==== INPUT DATA ====

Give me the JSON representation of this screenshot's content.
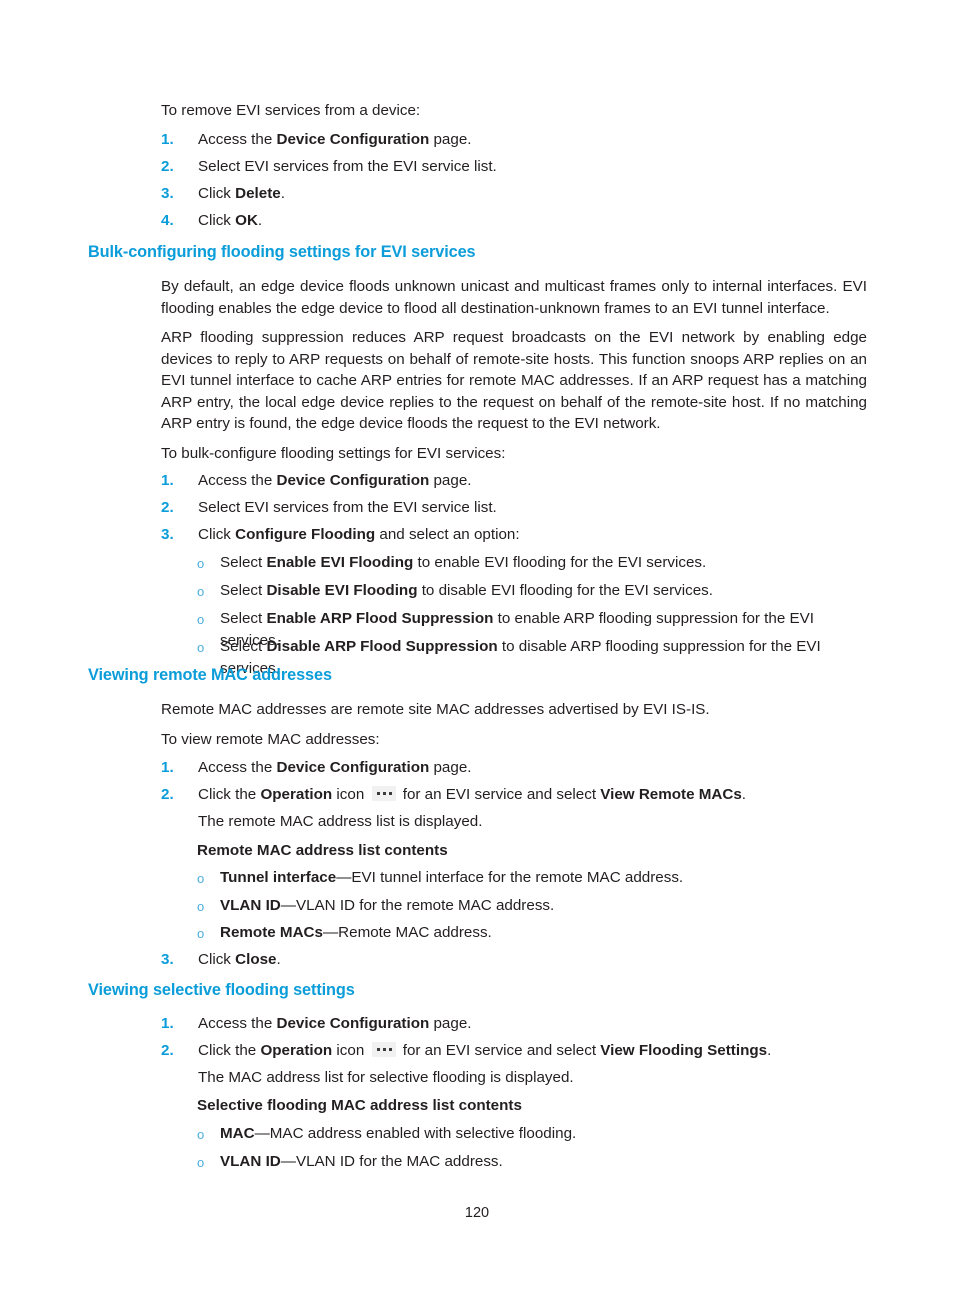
{
  "document": {
    "page_number": "120",
    "accent_color": "#0b9dd9",
    "text_color": "#231f20"
  },
  "intro_remove": {
    "lead": "To remove EVI services from a device:",
    "steps": [
      {
        "num": "1.",
        "pre": "Access the ",
        "bold": "Device Configuration",
        "post": " page."
      },
      {
        "num": "2.",
        "pre": "Select EVI services from the EVI service list.",
        "bold": "",
        "post": ""
      },
      {
        "num": "3.",
        "pre": "Click ",
        "bold": "Delete",
        "post": "."
      },
      {
        "num": "4.",
        "pre": "Click ",
        "bold": "OK",
        "post": "."
      }
    ]
  },
  "section_bulk": {
    "heading": "Bulk-configuring flooding settings for EVI services",
    "paragraph1": "By default, an edge device floods unknown unicast and multicast frames only to internal interfaces. EVI flooding enables the edge device to flood all destination-unknown frames to an EVI tunnel interface.",
    "paragraph2": "ARP flooding suppression reduces ARP request broadcasts on the EVI network by enabling edge devices to reply to ARP requests on behalf of remote-site hosts. This function snoops ARP replies on an EVI tunnel interface to cache ARP entries for remote MAC addresses. If an ARP request has a matching ARP entry, the local edge device replies to the request on behalf of the remote-site host. If no matching ARP entry is found, the edge device floods the request to the EVI network.",
    "lead": "To bulk-configure flooding settings for EVI services:",
    "steps": [
      {
        "num": "1.",
        "pre": "Access the ",
        "bold": "Device Configuration",
        "post": " page."
      },
      {
        "num": "2.",
        "pre": "Select EVI services from the EVI service list.",
        "bold": "",
        "post": ""
      },
      {
        "num": "3.",
        "pre": "Click ",
        "bold": "Configure Flooding",
        "post": " and select an option:"
      }
    ],
    "options": [
      {
        "mark": "o",
        "pre": "Select ",
        "bold": "Enable EVI Flooding",
        "post": " to enable EVI flooding for the EVI services."
      },
      {
        "mark": "o",
        "pre": "Select ",
        "bold": "Disable EVI Flooding",
        "post": " to disable EVI flooding for the EVI services."
      },
      {
        "mark": "o",
        "pre": "Select ",
        "bold": "Enable ARP Flood Suppression",
        "post": " to enable ARP flooding suppression for the EVI services."
      },
      {
        "mark": "o",
        "pre": "Select ",
        "bold": "Disable ARP Flood Suppression",
        "post": " to disable ARP flooding suppression for the EVI services."
      }
    ]
  },
  "section_remote_mac": {
    "heading": "Viewing remote MAC addresses",
    "paragraph1": "Remote MAC addresses are remote site MAC addresses advertised by EVI IS-IS.",
    "lead": "To view remote MAC addresses:",
    "step1": {
      "num": "1.",
      "pre": "Access the ",
      "bold": "Device Configuration",
      "post": " page."
    },
    "step2": {
      "num": "2.",
      "pre": "Click the ",
      "bold1": "Operation",
      "mid1": " icon ",
      "icon": "operation-ellipsis-icon",
      "mid2": " for an EVI service and select ",
      "bold2": "View Remote MACs",
      "post": "."
    },
    "step2_continuation": "The remote MAC address list is displayed.",
    "contents_heading": "Remote MAC address list contents",
    "contents": [
      {
        "mark": "o",
        "bold": "Tunnel interface",
        "post": "—EVI tunnel interface for the remote MAC address."
      },
      {
        "mark": "o",
        "bold": "VLAN ID",
        "post": "—VLAN ID for the remote MAC address."
      },
      {
        "mark": "o",
        "bold": "Remote MACs",
        "post": "—Remote MAC address."
      }
    ],
    "step3": {
      "num": "3.",
      "pre": "Click ",
      "bold": "Close",
      "post": "."
    }
  },
  "section_selective_flooding": {
    "heading": "Viewing selective flooding settings",
    "step1": {
      "num": "1.",
      "pre": "Access the ",
      "bold": "Device Configuration",
      "post": " page."
    },
    "step2": {
      "num": "2.",
      "pre": "Click the ",
      "bold1": "Operation",
      "mid1": " icon ",
      "icon": "operation-ellipsis-icon",
      "mid2": " for an EVI service and select ",
      "bold2": "View Flooding Settings",
      "post": "."
    },
    "step2_continuation": "The MAC address list for selective flooding is displayed.",
    "contents_heading": "Selective flooding MAC address list contents",
    "contents": [
      {
        "mark": "o",
        "bold": "MAC",
        "post": "—MAC address enabled with selective flooding."
      },
      {
        "mark": "o",
        "bold": "VLAN ID",
        "post": "—VLAN ID for the MAC address."
      }
    ]
  }
}
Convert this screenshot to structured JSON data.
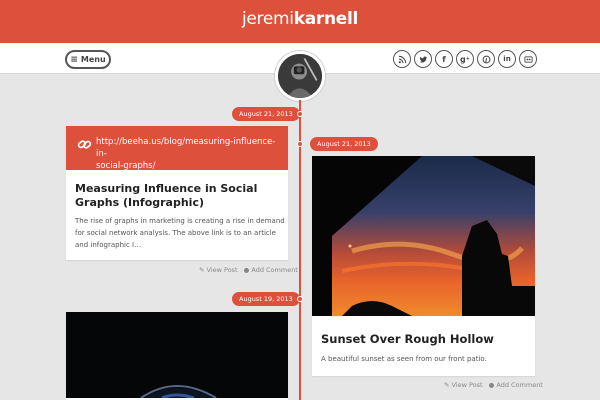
{
  "header": {
    "brand_first": "jeremi",
    "brand_last": "karnell",
    "bg_color": "#dd513c"
  },
  "navbar": {
    "menu_label": "Menu",
    "menu_icon": "hamburger-icon",
    "social_icons": [
      "rss-icon",
      "twitter-icon",
      "facebook-icon",
      "google-plus-icon",
      "pinterest-icon",
      "linkedin-icon",
      "flickr-icon"
    ]
  },
  "timeline": {
    "accent_color": "#dd513c",
    "posts": [
      {
        "date": "August 21, 2013",
        "type": "link",
        "link_icon": "link-chain-icon",
        "link_line1": "http://beeha.us/blog/measuring-influence-in-",
        "link_line2": "social-graphs/",
        "title_line1": "Measuring Influence in Social",
        "title_line2": "Graphs (Infographic)",
        "excerpt_line1": "The rise of graphs in marketing is creating a rise in demand",
        "excerpt_line2": "for social network analysis. The above link is to an article",
        "excerpt_line3": "and infographic I…",
        "view_post": "View Post",
        "add_comment": "Add Comment"
      },
      {
        "date": "August 21, 2013",
        "type": "image",
        "image": "sunset-photo",
        "title": "Sunset Over Rough Hollow",
        "excerpt": "A beautiful sunset as seen from our front patio.",
        "view_post": "View Post",
        "add_comment": "Add Comment"
      },
      {
        "date": "August 19, 2013",
        "type": "image",
        "image": "earth-from-space-photo"
      }
    ]
  }
}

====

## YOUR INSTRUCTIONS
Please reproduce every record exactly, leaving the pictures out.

## ANSWER
Give me the JSON representation of this screenshot's content.
{
  "document": {
    "page_number": "120",
    "accent_color": "#0b9dd9",
    "text_color": "#231f20"
  },
  "intro_remove": {
    "lead": "To remove EVI services from a device:",
    "steps": [
      {
        "num": "1.",
        "pre": "Access the ",
        "bold": "Device Configuration",
        "post": " page."
      },
      {
        "num": "2.",
        "pre": "Select EVI services from the EVI service list.",
        "bold": "",
        "post": ""
      },
      {
        "num": "3.",
        "pre": "Click ",
        "bold": "Delete",
        "post": "."
      },
      {
        "num": "4.",
        "pre": "Click ",
        "bold": "OK",
        "post": "."
      }
    ]
  },
  "section_bulk": {
    "heading": "Bulk-configuring flooding settings for EVI services",
    "paragraph1": "By default, an edge device floods unknown unicast and multicast frames only to internal interfaces. EVI flooding enables the edge device to flood all destination-unknown frames to an EVI tunnel interface.",
    "paragraph2": "ARP flooding suppression reduces ARP request broadcasts on the EVI network by enabling edge devices to reply to ARP requests on behalf of remote-site hosts. This function snoops ARP replies on an EVI tunnel interface to cache ARP entries for remote MAC addresses. If an ARP request has a matching ARP entry, the local edge device replies to the request on behalf of the remote-site host. If no matching ARP entry is found, the edge device floods the request to the EVI network.",
    "lead": "To bulk-configure flooding settings for EVI services:",
    "steps": [
      {
        "num": "1.",
        "pre": "Access the ",
        "bold": "Device Configuration",
        "post": " page."
      },
      {
        "num": "2.",
        "pre": "Select EVI services from the EVI service list.",
        "bold": "",
        "post": ""
      },
      {
        "num": "3.",
        "pre": "Click ",
        "bold": "Configure Flooding",
        "post": " and select an option:"
      }
    ],
    "options": [
      {
        "mark": "o",
        "pre": "Select ",
        "bold": "Enable EVI Flooding",
        "post": " to enable EVI flooding for the EVI services."
      },
      {
        "mark": "o",
        "pre": "Select ",
        "bold": "Disable EVI Flooding",
        "post": " to disable EVI flooding for the EVI services."
      },
      {
        "mark": "o",
        "pre": "Select ",
        "bold": "Enable ARP Flood Suppression",
        "post": " to enable ARP flooding suppression for the EVI services."
      },
      {
        "mark": "o",
        "pre": "Select ",
        "bold": "Disable ARP Flood Suppression",
        "post": " to disable ARP flooding suppression for the EVI services."
      }
    ]
  },
  "section_remote_mac": {
    "heading": "Viewing remote MAC addresses",
    "paragraph1": "Remote MAC addresses are remote site MAC addresses advertised by EVI IS-IS.",
    "lead": "To view remote MAC addresses:",
    "step1": {
      "num": "1.",
      "pre": "Access the ",
      "bold": "Device Configuration",
      "post": " page."
    },
    "step2": {
      "num": "2.",
      "pre": "Click the ",
      "bold1": "Operation",
      "mid1": " icon ",
      "icon": "operation-ellipsis-icon",
      "mid2": " for an EVI service and select ",
      "bold2": "View Remote MACs",
      "post": "."
    },
    "step2_continuation": "The remote MAC address list is displayed.",
    "contents_heading": "Remote MAC address list contents",
    "contents": [
      {
        "mark": "o",
        "bold": "Tunnel interface",
        "post": "—EVI tunnel interface for the remote MAC address."
      },
      {
        "mark": "o",
        "bold": "VLAN ID",
        "post": "—VLAN ID for the remote MAC address."
      },
      {
        "mark": "o",
        "bold": "Remote MACs",
        "post": "—Remote MAC address."
      }
    ],
    "step3": {
      "num": "3.",
      "pre": "Click ",
      "bold": "Close",
      "post": "."
    }
  },
  "section_selective_flooding": {
    "heading": "Viewing selective flooding settings",
    "step1": {
      "num": "1.",
      "pre": "Access the ",
      "bold": "Device Configuration",
      "post": " page."
    },
    "step2": {
      "num": "2.",
      "pre": "Click the ",
      "bold1": "Operation",
      "mid1": " icon ",
      "icon": "operation-ellipsis-icon",
      "mid2": " for an EVI service and select ",
      "bold2": "View Flooding Settings",
      "post": "."
    },
    "step2_continuation": "The MAC address list for selective flooding is displayed.",
    "contents_heading": "Selective flooding MAC address list contents",
    "contents": [
      {
        "mark": "o",
        "bold": "MAC",
        "post": "—MAC address enabled with selective flooding."
      },
      {
        "mark": "o",
        "bold": "VLAN ID",
        "post": "—VLAN ID for the MAC address."
      }
    ]
  }
}
Convert this screenshot to structured JSON data.
{
  "header": {
    "brand_first": "jeremi",
    "brand_last": "karnell",
    "bg_color": "#dd513c"
  },
  "navbar": {
    "menu_label": "Menu",
    "menu_icon": "hamburger-icon",
    "social_icons": [
      "rss-icon",
      "twitter-icon",
      "facebook-icon",
      "google-plus-icon",
      "pinterest-icon",
      "linkedin-icon",
      "flickr-icon"
    ]
  },
  "timeline": {
    "accent_color": "#dd513c",
    "posts": [
      {
        "date": "August 21, 2013",
        "type": "link",
        "link_icon": "link-chain-icon",
        "link_line1": "http://beeha.us/blog/measuring-influence-in-",
        "link_line2": "social-graphs/",
        "title_line1": "Measuring Influence in Social",
        "title_line2": "Graphs (Infographic)",
        "excerpt_line1": "The rise of graphs in marketing is creating a rise in demand",
        "excerpt_line2": "for social network analysis. The above link is to an article",
        "excerpt_line3": "and infographic I…",
        "view_post": "View Post",
        "add_comment": "Add Comment"
      },
      {
        "date": "August 21, 2013",
        "type": "image",
        "image": "sunset-photo",
        "title": "Sunset Over Rough Hollow",
        "excerpt": "A beautiful sunset as seen from our front patio.",
        "view_post": "View Post",
        "add_comment": "Add Comment"
      },
      {
        "date": "August 19, 2013",
        "type": "image",
        "image": "earth-from-space-photo"
      }
    ]
  }
}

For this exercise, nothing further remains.